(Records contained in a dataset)
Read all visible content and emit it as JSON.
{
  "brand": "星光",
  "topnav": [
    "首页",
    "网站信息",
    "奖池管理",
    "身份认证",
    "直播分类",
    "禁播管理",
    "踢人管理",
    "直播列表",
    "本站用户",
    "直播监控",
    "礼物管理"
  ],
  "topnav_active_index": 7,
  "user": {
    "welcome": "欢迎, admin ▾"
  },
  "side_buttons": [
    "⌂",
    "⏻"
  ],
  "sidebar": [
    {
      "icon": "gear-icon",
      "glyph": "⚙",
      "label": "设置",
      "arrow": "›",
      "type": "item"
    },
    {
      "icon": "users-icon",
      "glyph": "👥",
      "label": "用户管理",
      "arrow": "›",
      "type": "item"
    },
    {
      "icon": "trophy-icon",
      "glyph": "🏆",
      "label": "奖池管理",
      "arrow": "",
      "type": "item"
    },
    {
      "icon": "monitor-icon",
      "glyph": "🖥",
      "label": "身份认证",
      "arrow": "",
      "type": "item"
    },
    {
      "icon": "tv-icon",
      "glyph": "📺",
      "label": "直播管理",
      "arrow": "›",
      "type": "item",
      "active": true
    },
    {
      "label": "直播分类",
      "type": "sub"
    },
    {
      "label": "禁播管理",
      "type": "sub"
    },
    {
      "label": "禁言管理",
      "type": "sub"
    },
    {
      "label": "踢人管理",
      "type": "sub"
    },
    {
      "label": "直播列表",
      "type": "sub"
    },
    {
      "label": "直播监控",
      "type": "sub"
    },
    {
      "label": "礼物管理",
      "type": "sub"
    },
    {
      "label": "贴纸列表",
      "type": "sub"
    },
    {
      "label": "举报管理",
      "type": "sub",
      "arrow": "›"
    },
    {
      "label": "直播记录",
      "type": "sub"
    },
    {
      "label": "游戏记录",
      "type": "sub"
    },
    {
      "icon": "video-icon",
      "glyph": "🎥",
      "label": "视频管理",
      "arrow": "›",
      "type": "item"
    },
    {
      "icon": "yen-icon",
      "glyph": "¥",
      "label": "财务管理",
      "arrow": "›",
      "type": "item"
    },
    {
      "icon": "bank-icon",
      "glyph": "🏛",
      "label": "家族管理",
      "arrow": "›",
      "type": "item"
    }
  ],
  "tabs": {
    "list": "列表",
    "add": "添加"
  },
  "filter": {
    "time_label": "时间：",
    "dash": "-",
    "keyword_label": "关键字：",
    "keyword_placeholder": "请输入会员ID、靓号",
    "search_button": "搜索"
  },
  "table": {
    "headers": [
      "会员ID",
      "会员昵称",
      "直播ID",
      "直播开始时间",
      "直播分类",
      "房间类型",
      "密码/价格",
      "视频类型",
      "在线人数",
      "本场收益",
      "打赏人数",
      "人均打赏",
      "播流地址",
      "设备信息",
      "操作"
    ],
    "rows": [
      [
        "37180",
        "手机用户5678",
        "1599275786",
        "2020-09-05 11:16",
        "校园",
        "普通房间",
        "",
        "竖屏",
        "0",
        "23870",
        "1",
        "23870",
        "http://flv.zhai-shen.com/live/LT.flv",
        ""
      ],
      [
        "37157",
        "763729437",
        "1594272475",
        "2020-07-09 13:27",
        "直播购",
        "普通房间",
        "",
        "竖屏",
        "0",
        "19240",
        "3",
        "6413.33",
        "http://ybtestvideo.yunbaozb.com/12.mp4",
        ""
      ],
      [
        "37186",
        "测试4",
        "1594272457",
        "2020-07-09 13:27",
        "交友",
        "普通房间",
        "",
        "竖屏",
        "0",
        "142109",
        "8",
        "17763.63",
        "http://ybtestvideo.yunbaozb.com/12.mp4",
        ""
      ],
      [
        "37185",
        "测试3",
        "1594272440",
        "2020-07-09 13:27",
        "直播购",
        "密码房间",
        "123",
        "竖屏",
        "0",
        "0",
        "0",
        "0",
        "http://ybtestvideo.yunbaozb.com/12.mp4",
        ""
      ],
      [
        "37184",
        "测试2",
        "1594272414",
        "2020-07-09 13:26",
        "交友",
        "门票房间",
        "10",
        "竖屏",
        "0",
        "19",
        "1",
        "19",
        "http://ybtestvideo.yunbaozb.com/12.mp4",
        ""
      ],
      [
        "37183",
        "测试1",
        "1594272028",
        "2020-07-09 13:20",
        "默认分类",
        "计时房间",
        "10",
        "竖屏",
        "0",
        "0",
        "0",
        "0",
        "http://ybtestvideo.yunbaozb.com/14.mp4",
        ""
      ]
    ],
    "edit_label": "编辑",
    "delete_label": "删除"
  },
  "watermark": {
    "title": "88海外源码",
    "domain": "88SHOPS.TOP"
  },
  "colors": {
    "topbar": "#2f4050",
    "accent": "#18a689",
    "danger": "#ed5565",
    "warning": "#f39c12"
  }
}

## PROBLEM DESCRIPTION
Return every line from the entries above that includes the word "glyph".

## EXERCISE OUTPUT
      "glyph": "⚙",
      "glyph": "👥",
      "glyph": "🏆",
      "glyph": "🖥",
      "glyph": "📺",
      "glyph": "🎥",
      "glyph": "¥",
      "glyph": "🏛",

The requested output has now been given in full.